STUDY MATERIAL -
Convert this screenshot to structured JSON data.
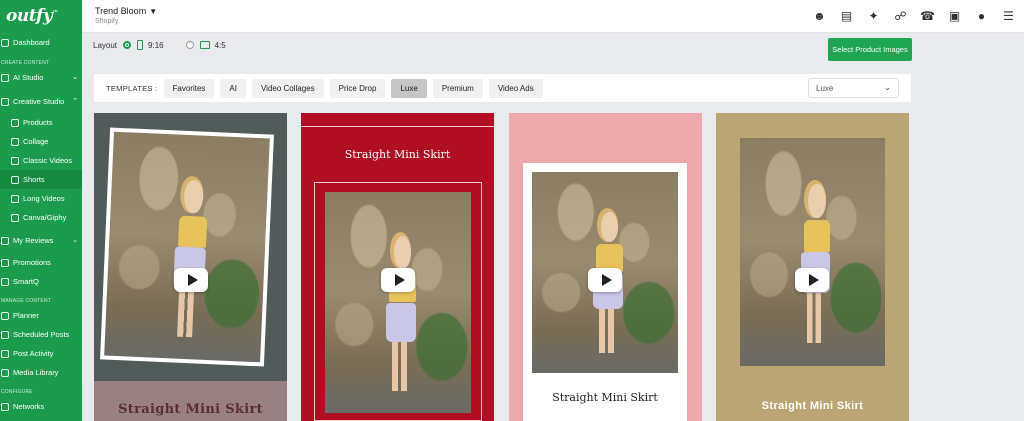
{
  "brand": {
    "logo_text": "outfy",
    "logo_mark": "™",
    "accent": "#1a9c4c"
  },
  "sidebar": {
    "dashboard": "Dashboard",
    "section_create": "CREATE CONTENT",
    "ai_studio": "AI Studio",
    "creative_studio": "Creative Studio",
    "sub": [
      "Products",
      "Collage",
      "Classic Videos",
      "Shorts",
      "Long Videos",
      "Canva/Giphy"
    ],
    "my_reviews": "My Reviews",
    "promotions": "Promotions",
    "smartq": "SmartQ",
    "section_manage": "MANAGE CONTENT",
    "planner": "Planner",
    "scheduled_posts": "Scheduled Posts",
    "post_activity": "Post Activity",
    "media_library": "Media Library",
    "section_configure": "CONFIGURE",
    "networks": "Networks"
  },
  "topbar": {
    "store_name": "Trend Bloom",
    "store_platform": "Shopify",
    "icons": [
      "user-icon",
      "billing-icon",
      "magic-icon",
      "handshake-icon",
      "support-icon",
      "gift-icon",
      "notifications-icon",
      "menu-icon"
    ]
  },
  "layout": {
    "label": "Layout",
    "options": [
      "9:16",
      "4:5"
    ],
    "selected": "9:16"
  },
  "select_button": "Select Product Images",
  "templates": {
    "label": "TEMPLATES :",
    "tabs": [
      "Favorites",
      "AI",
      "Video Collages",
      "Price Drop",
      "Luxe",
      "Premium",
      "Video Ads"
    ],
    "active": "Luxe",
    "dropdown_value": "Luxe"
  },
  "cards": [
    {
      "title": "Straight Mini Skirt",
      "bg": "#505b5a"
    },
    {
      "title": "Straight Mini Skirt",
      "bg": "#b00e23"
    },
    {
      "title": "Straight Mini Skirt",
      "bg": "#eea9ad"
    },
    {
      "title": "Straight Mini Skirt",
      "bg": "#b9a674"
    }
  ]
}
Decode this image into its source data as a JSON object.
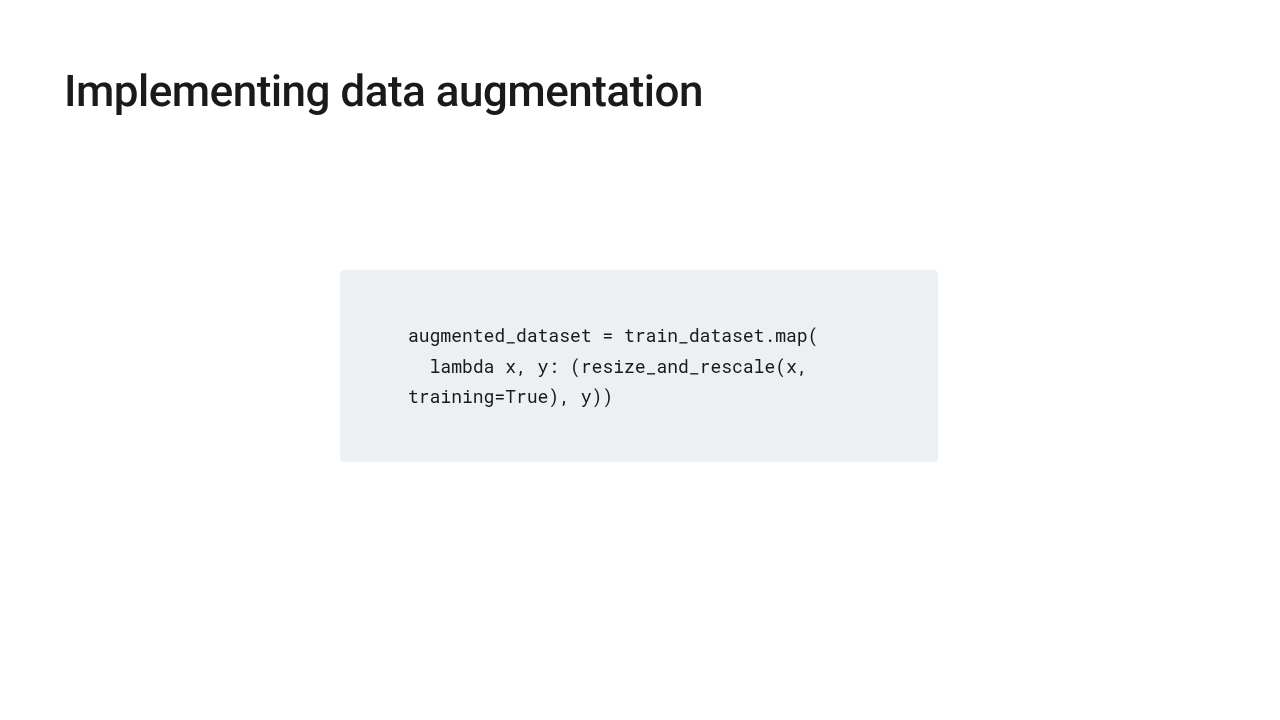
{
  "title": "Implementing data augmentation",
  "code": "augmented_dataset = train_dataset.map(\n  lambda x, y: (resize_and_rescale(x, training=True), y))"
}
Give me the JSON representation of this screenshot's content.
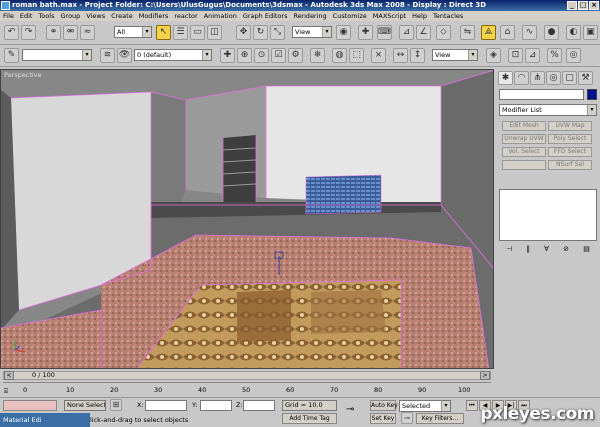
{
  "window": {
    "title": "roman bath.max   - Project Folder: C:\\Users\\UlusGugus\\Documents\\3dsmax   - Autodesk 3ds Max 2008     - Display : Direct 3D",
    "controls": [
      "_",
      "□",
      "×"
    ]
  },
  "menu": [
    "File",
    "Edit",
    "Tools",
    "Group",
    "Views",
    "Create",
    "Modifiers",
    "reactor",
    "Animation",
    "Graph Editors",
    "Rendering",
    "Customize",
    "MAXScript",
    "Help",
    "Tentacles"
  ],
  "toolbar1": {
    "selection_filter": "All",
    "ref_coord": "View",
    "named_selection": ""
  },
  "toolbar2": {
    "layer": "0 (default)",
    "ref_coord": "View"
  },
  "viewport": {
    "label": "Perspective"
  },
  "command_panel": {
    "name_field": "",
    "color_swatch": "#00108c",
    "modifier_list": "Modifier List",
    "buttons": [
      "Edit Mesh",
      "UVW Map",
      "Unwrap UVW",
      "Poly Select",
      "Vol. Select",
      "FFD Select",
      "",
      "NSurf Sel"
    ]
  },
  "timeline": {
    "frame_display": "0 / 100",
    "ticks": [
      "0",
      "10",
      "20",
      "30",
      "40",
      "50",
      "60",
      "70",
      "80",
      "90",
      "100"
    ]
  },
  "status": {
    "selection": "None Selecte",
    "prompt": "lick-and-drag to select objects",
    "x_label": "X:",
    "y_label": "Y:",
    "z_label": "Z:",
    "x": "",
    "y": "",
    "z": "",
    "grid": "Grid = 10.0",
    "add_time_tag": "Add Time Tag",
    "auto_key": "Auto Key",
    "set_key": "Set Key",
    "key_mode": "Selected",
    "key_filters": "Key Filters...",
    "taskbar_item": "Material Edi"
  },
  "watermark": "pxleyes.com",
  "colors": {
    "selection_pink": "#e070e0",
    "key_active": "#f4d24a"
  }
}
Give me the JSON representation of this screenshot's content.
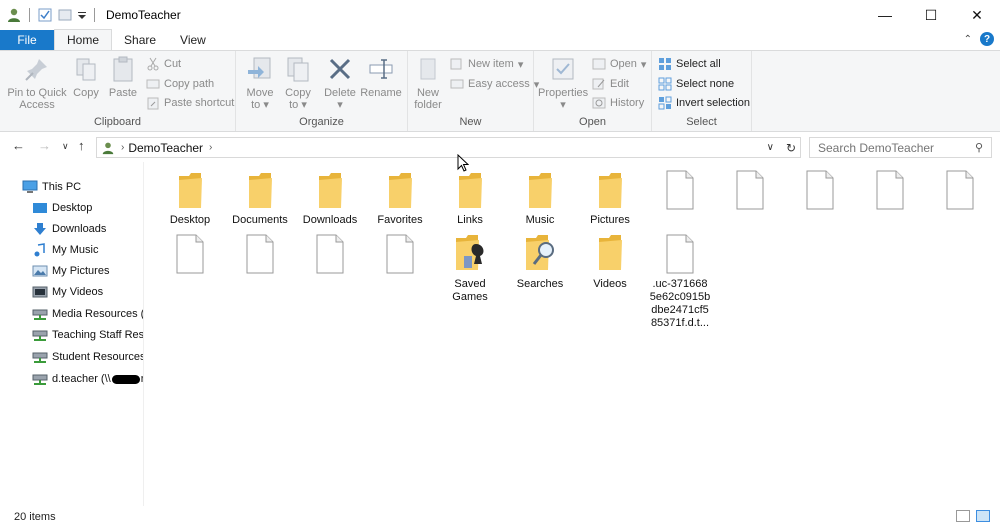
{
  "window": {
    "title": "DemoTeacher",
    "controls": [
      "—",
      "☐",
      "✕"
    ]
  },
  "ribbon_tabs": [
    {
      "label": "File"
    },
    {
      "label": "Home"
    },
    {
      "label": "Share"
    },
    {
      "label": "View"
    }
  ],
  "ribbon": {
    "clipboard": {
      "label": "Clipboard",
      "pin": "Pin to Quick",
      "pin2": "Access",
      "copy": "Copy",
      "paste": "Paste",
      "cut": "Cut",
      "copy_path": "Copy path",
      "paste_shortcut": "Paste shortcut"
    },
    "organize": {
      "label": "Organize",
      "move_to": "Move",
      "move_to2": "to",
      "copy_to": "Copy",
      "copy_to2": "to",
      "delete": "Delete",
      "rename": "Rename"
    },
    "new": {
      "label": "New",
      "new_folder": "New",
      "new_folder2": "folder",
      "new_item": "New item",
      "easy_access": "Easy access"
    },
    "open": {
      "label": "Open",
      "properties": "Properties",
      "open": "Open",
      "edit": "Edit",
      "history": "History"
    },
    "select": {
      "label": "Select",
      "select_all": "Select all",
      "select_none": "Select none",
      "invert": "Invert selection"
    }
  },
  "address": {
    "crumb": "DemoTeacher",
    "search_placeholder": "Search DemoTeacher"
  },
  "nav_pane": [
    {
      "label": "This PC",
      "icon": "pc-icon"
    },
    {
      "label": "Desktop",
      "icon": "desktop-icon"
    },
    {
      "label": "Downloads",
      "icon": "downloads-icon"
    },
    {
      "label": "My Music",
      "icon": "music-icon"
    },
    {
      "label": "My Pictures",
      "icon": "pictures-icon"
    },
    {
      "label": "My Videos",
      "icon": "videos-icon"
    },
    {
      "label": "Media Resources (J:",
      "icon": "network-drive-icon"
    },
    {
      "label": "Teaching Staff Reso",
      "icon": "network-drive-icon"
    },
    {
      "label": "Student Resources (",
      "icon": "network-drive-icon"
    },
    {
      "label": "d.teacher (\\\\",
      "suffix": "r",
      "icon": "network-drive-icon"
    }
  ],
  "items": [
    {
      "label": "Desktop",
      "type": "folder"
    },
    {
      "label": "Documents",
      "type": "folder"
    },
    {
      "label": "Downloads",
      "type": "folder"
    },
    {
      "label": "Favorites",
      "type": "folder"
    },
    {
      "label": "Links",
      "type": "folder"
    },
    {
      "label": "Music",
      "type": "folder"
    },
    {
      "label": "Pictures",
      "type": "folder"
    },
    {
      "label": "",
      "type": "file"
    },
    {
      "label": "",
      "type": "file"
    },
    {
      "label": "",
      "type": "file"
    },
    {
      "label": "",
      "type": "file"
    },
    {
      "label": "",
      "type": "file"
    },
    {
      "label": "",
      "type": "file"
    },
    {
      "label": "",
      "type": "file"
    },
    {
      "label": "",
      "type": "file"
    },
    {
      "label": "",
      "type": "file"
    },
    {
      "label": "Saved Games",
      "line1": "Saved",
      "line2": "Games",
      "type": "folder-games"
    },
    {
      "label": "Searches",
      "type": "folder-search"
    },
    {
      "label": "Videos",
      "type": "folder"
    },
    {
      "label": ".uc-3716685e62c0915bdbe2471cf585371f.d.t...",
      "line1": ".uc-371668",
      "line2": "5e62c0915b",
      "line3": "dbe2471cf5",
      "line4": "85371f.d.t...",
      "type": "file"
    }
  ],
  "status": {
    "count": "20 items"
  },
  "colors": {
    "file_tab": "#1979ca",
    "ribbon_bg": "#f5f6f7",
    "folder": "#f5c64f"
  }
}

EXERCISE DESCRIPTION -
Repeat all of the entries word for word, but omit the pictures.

ANSWER BOX -
Convert this screenshot to structured JSON data.
{
  "brand": {
    "logo_text": "outfy",
    "logo_mark": "™",
    "accent": "#1a9c4c"
  },
  "sidebar": {
    "dashboard": "Dashboard",
    "section_create": "CREATE CONTENT",
    "ai_studio": "AI Studio",
    "creative_studio": "Creative Studio",
    "sub": [
      "Products",
      "Collage",
      "Classic Videos",
      "Shorts",
      "Long Videos",
      "Canva/Giphy"
    ],
    "my_reviews": "My Reviews",
    "promotions": "Promotions",
    "smartq": "SmartQ",
    "section_manage": "MANAGE CONTENT",
    "planner": "Planner",
    "scheduled_posts": "Scheduled Posts",
    "post_activity": "Post Activity",
    "media_library": "Media Library",
    "section_configure": "CONFIGURE",
    "networks": "Networks"
  },
  "topbar": {
    "store_name": "Trend Bloom",
    "store_platform": "Shopify",
    "icons": [
      "user-icon",
      "billing-icon",
      "magic-icon",
      "handshake-icon",
      "support-icon",
      "gift-icon",
      "notifications-icon",
      "menu-icon"
    ]
  },
  "layout": {
    "label": "Layout",
    "options": [
      "9:16",
      "4:5"
    ],
    "selected": "9:16"
  },
  "select_button": "Select Product Images",
  "templates": {
    "label": "TEMPLATES :",
    "tabs": [
      "Favorites",
      "AI",
      "Video Collages",
      "Price Drop",
      "Luxe",
      "Premium",
      "Video Ads"
    ],
    "active": "Luxe",
    "dropdown_value": "Luxe"
  },
  "cards": [
    {
      "title": "Straight Mini Skirt",
      "bg": "#505b5a"
    },
    {
      "title": "Straight Mini Skirt",
      "bg": "#b00e23"
    },
    {
      "title": "Straight Mini Skirt",
      "bg": "#eea9ad"
    },
    {
      "title": "Straight Mini Skirt",
      "bg": "#b9a674"
    }
  ]
}
Decode this image into its source data as a JSON object.
{
  "title": "Implementing data augmentation",
  "code": "augmented_dataset = train_dataset.map(\n  lambda x, y: (resize_and_rescale(x, training=True), y))"
}
Give me the JSON representation of this screenshot's content.
{
  "window": {
    "title": "roman bath.max   - Project Folder: C:\\Users\\UlusGugus\\Documents\\3dsmax   - Autodesk 3ds Max 2008     - Display : Direct 3D",
    "controls": [
      "_",
      "□",
      "×"
    ]
  },
  "menu": [
    "File",
    "Edit",
    "Tools",
    "Group",
    "Views",
    "Create",
    "Modifiers",
    "reactor",
    "Animation",
    "Graph Editors",
    "Rendering",
    "Customize",
    "MAXScript",
    "Help",
    "Tentacles"
  ],
  "toolbar1": {
    "selection_filter": "All",
    "ref_coord": "View",
    "named_selection": ""
  },
  "toolbar2": {
    "layer": "0 (default)",
    "ref_coord": "View"
  },
  "viewport": {
    "label": "Perspective"
  },
  "command_panel": {
    "name_field": "",
    "color_swatch": "#00108c",
    "modifier_list": "Modifier List",
    "buttons": [
      "Edit Mesh",
      "UVW Map",
      "Unwrap UVW",
      "Poly Select",
      "Vol. Select",
      "FFD Select",
      "",
      "NSurf Sel"
    ]
  },
  "timeline": {
    "frame_display": "0 / 100",
    "ticks": [
      "0",
      "10",
      "20",
      "30",
      "40",
      "50",
      "60",
      "70",
      "80",
      "90",
      "100"
    ]
  },
  "status": {
    "selection": "None Selecte",
    "prompt": "lick-and-drag to select objects",
    "x_label": "X:",
    "y_label": "Y:",
    "z_label": "Z:",
    "x": "",
    "y": "",
    "z": "",
    "grid": "Grid = 10.0",
    "add_time_tag": "Add Time Tag",
    "auto_key": "Auto Key",
    "set_key": "Set Key",
    "key_mode": "Selected",
    "key_filters": "Key Filters...",
    "taskbar_item": "Material Edi"
  },
  "watermark": "pxleyes.com",
  "colors": {
    "selection_pink": "#e070e0",
    "key_active": "#f4d24a"
  }
}
Give me the JSON representation of this screenshot's content.
{
  "window": {
    "title": "DemoTeacher",
    "controls": [
      "—",
      "☐",
      "✕"
    ]
  },
  "ribbon_tabs": [
    {
      "label": "File"
    },
    {
      "label": "Home"
    },
    {
      "label": "Share"
    },
    {
      "label": "View"
    }
  ],
  "ribbon": {
    "clipboard": {
      "label": "Clipboard",
      "pin": "Pin to Quick",
      "pin2": "Access",
      "copy": "Copy",
      "paste": "Paste",
      "cut": "Cut",
      "copy_path": "Copy path",
      "paste_shortcut": "Paste shortcut"
    },
    "organize": {
      "label": "Organize",
      "move_to": "Move",
      "move_to2": "to",
      "copy_to": "Copy",
      "copy_to2": "to",
      "delete": "Delete",
      "rename": "Rename"
    },
    "new": {
      "label": "New",
      "new_folder": "New",
      "new_folder2": "folder",
      "new_item": "New item",
      "easy_access": "Easy access"
    },
    "open": {
      "label": "Open",
      "properties": "Properties",
      "open": "Open",
      "edit": "Edit",
      "history": "History"
    },
    "select": {
      "label": "Select",
      "select_all": "Select all",
      "select_none": "Select none",
      "invert": "Invert selection"
    }
  },
  "address": {
    "crumb": "DemoTeacher",
    "search_placeholder": "Search DemoTeacher"
  },
  "nav_pane": [
    {
      "label": "This PC",
      "icon": "pc-icon"
    },
    {
      "label": "Desktop",
      "icon": "desktop-icon"
    },
    {
      "label": "Downloads",
      "icon": "downloads-icon"
    },
    {
      "label": "My Music",
      "icon": "music-icon"
    },
    {
      "label": "My Pictures",
      "icon": "pictures-icon"
    },
    {
      "label": "My Videos",
      "icon": "videos-icon"
    },
    {
      "label": "Media Resources (J:",
      "icon": "network-drive-icon"
    },
    {
      "label": "Teaching Staff Reso",
      "icon": "network-drive-icon"
    },
    {
      "label": "Student Resources (",
      "icon": "network-drive-icon"
    },
    {
      "label": "d.teacher (\\\\",
      "suffix": "r",
      "icon": "network-drive-icon"
    }
  ],
  "items": [
    {
      "label": "Desktop",
      "type": "folder"
    },
    {
      "label": "Documents",
      "type": "folder"
    },
    {
      "label": "Downloads",
      "type": "folder"
    },
    {
      "label": "Favorites",
      "type": "folder"
    },
    {
      "label": "Links",
      "type": "folder"
    },
    {
      "label": "Music",
      "type": "folder"
    },
    {
      "label": "Pictures",
      "type": "folder"
    },
    {
      "label": "",
      "type": "file"
    },
    {
      "label": "",
      "type": "file"
    },
    {
      "label": "",
      "type": "file"
    },
    {
      "label": "",
      "type": "file"
    },
    {
      "label": "",
      "type": "file"
    },
    {
      "label": "",
      "type": "file"
    },
    {
      "label": "",
      "type": "file"
    },
    {
      "label": "",
      "type": "file"
    },
    {
      "label": "",
      "type": "file"
    },
    {
      "label": "Saved Games",
      "line1": "Saved",
      "line2": "Games",
      "type": "folder-games"
    },
    {
      "label": "Searches",
      "type": "folder-search"
    },
    {
      "label": "Videos",
      "type": "folder"
    },
    {
      "label": ".uc-3716685e62c0915bdbe2471cf585371f.d.t...",
      "line1": ".uc-371668",
      "line2": "5e62c0915b",
      "line3": "dbe2471cf5",
      "line4": "85371f.d.t...",
      "type": "file"
    }
  ],
  "status": {
    "count": "20 items"
  },
  "colors": {
    "file_tab": "#1979ca",
    "ribbon_bg": "#f5f6f7",
    "folder": "#f5c64f"
  }
}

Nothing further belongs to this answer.